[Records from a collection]
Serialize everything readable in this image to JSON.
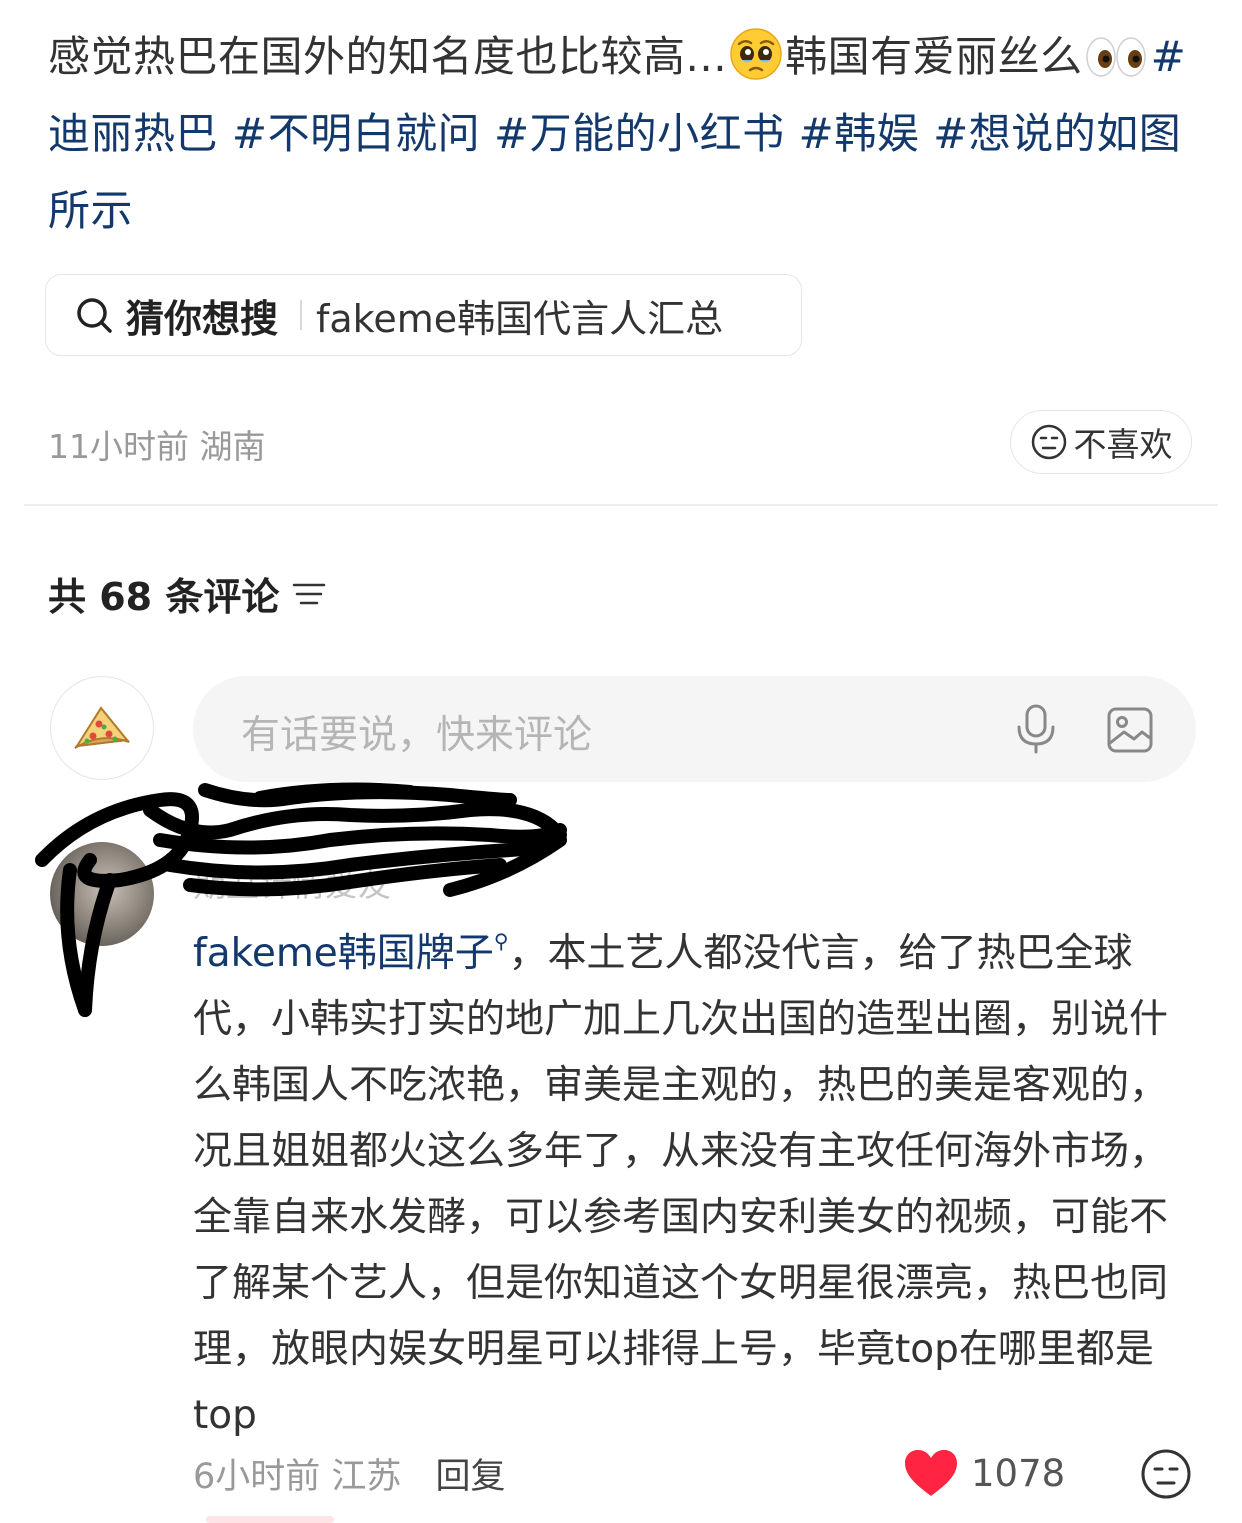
{
  "post": {
    "text_before_face": "感觉热巴在国外的知名度也比较高...",
    "text_after_face": "韩国有爱丽丝么",
    "hashtags": [
      "#迪丽热巴",
      "#不明白就问",
      "#万能的小红书",
      "#韩娱",
      "#想说的如图所示"
    ],
    "face_emoji_icon": "pleading-face-icon",
    "eyes_emoji_icon": "eyes-icon"
  },
  "guess_search": {
    "title": "猜你想搜",
    "query": "fakeme韩国代言人汇总"
  },
  "post_meta": {
    "time": "11小时前",
    "location": "湖南"
  },
  "dislike_button": {
    "label": "不喜欢"
  },
  "comments_header": {
    "count_label": "共 68 条评论"
  },
  "comment_input": {
    "placeholder": "有话要说，快来评论"
  },
  "comment": {
    "author": "期丑针情爱友",
    "link_text": "fakeme韩国牌子",
    "link_suffix": "，",
    "body": "本土艺人都没代言，给了热巴全球代，小韩实打实的地广加上几次出国的造型出圈，别说什么韩国人不吃浓艳，审美是主观的，热巴的美是客观的，况且姐姐都火这么多年了，从来没有主攻任何海外市场，全靠自来水发酵，可以参考国内安利美女的视频，可能不了解某个艺人，但是你知道这个女明星很漂亮，热巴也同理，放眼内娱女明星可以排得上号，毕竟top在哪里都是top",
    "time": "6小时前",
    "location": "江苏",
    "reply_label": "回复",
    "like_count": "1078"
  },
  "colors": {
    "hashtag": "#13386c",
    "like_heart": "#ff2442",
    "muted_text": "#999999",
    "input_bg": "#f5f5f5"
  }
}
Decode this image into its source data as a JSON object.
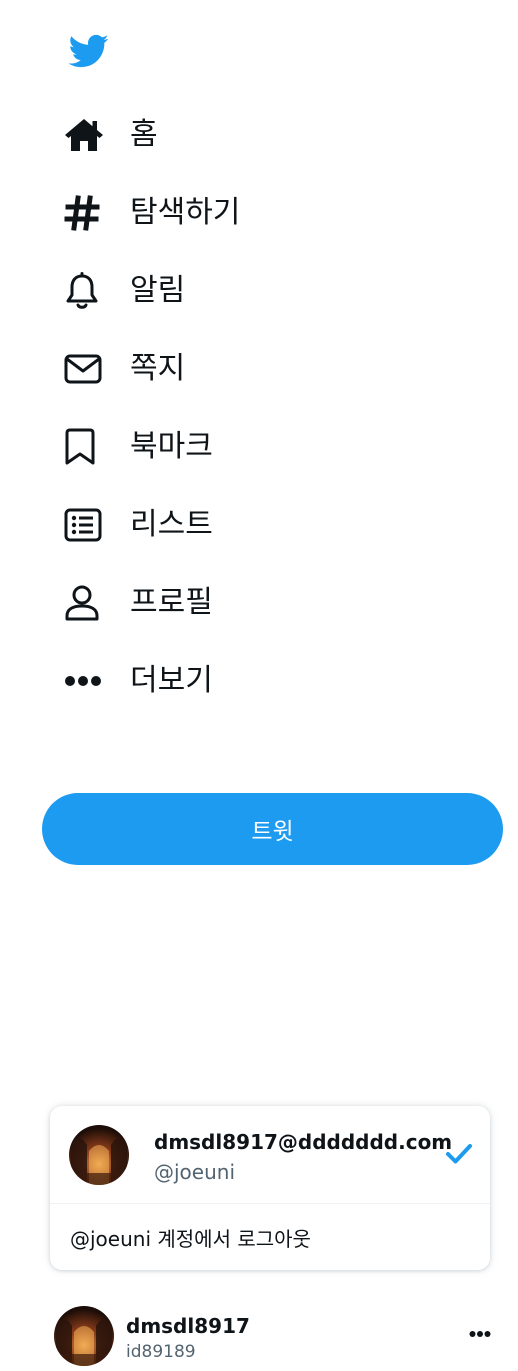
{
  "brand": {
    "logo_icon": "twitter-bird-icon",
    "color": "#1d9bf0"
  },
  "nav": {
    "items": [
      {
        "label": "홈",
        "icon": "home-icon"
      },
      {
        "label": "탐색하기",
        "icon": "hashtag-icon"
      },
      {
        "label": "알림",
        "icon": "bell-icon"
      },
      {
        "label": "쪽지",
        "icon": "mail-icon"
      },
      {
        "label": "북마크",
        "icon": "bookmark-icon"
      },
      {
        "label": "리스트",
        "icon": "list-icon"
      },
      {
        "label": "프로필",
        "icon": "profile-icon"
      },
      {
        "label": "더보기",
        "icon": "more-circles-icon"
      }
    ]
  },
  "tweet_button": {
    "label": "트윗",
    "color": "#1d9bf0"
  },
  "account_card": {
    "email": "dmsdl8917@ddddddd.com",
    "handle": "@joeuni",
    "selected_icon": "checkmark-icon",
    "logout_label": "@joeuni 계정에서 로그아웃"
  },
  "account_switcher": {
    "name": "dmsdl8917",
    "handle": "id89189",
    "more_icon": "ellipsis-icon"
  },
  "colors": {
    "text": "#0f1419",
    "secondary_text": "#536471",
    "accent": "#1d9bf0"
  }
}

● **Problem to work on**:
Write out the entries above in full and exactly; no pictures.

● **Exercise result**:
Serialize everything readable in this image to JSON.
{
  "post": {
    "text_before_face": "感觉热巴在国外的知名度也比较高...",
    "text_after_face": "韩国有爱丽丝么",
    "hashtags": [
      "#迪丽热巴",
      "#不明白就问",
      "#万能的小红书",
      "#韩娱",
      "#想说的如图所示"
    ],
    "face_emoji_icon": "pleading-face-icon",
    "eyes_emoji_icon": "eyes-icon"
  },
  "guess_search": {
    "title": "猜你想搜",
    "query": "fakeme韩国代言人汇总"
  },
  "post_meta": {
    "time": "11小时前",
    "location": "湖南"
  },
  "dislike_button": {
    "label": "不喜欢"
  },
  "comments_header": {
    "count_label": "共 68 条评论"
  },
  "comment_input": {
    "placeholder": "有话要说，快来评论"
  },
  "comment": {
    "author": "期丑针情爱友",
    "link_text": "fakeme韩国牌子",
    "link_suffix": "，",
    "body": "本土艺人都没代言，给了热巴全球代，小韩实打实的地广加上几次出国的造型出圈，别说什么韩国人不吃浓艳，审美是主观的，热巴的美是客观的，况且姐姐都火这么多年了，从来没有主攻任何海外市场，全靠自来水发酵，可以参考国内安利美女的视频，可能不了解某个艺人，但是你知道这个女明星很漂亮，热巴也同理，放眼内娱女明星可以排得上号，毕竟top在哪里都是top",
    "time": "6小时前",
    "location": "江苏",
    "reply_label": "回复",
    "like_count": "1078"
  },
  "colors": {
    "hashtag": "#13386c",
    "like_heart": "#ff2442",
    "muted_text": "#999999",
    "input_bg": "#f5f5f5"
  }
}
Decode this image into its source data as a JSON object.
{
  "brand": {
    "logo_icon": "twitter-bird-icon",
    "color": "#1d9bf0"
  },
  "nav": {
    "items": [
      {
        "label": "홈",
        "icon": "home-icon"
      },
      {
        "label": "탐색하기",
        "icon": "hashtag-icon"
      },
      {
        "label": "알림",
        "icon": "bell-icon"
      },
      {
        "label": "쪽지",
        "icon": "mail-icon"
      },
      {
        "label": "북마크",
        "icon": "bookmark-icon"
      },
      {
        "label": "리스트",
        "icon": "list-icon"
      },
      {
        "label": "프로필",
        "icon": "profile-icon"
      },
      {
        "label": "더보기",
        "icon": "more-circles-icon"
      }
    ]
  },
  "tweet_button": {
    "label": "트윗",
    "color": "#1d9bf0"
  },
  "account_card": {
    "email": "dmsdl8917@ddddddd.com",
    "handle": "@joeuni",
    "selected_icon": "checkmark-icon",
    "logout_label": "@joeuni 계정에서 로그아웃"
  },
  "account_switcher": {
    "name": "dmsdl8917",
    "handle": "id89189",
    "more_icon": "ellipsis-icon"
  },
  "colors": {
    "text": "#0f1419",
    "secondary_text": "#536471",
    "accent": "#1d9bf0"
  }
}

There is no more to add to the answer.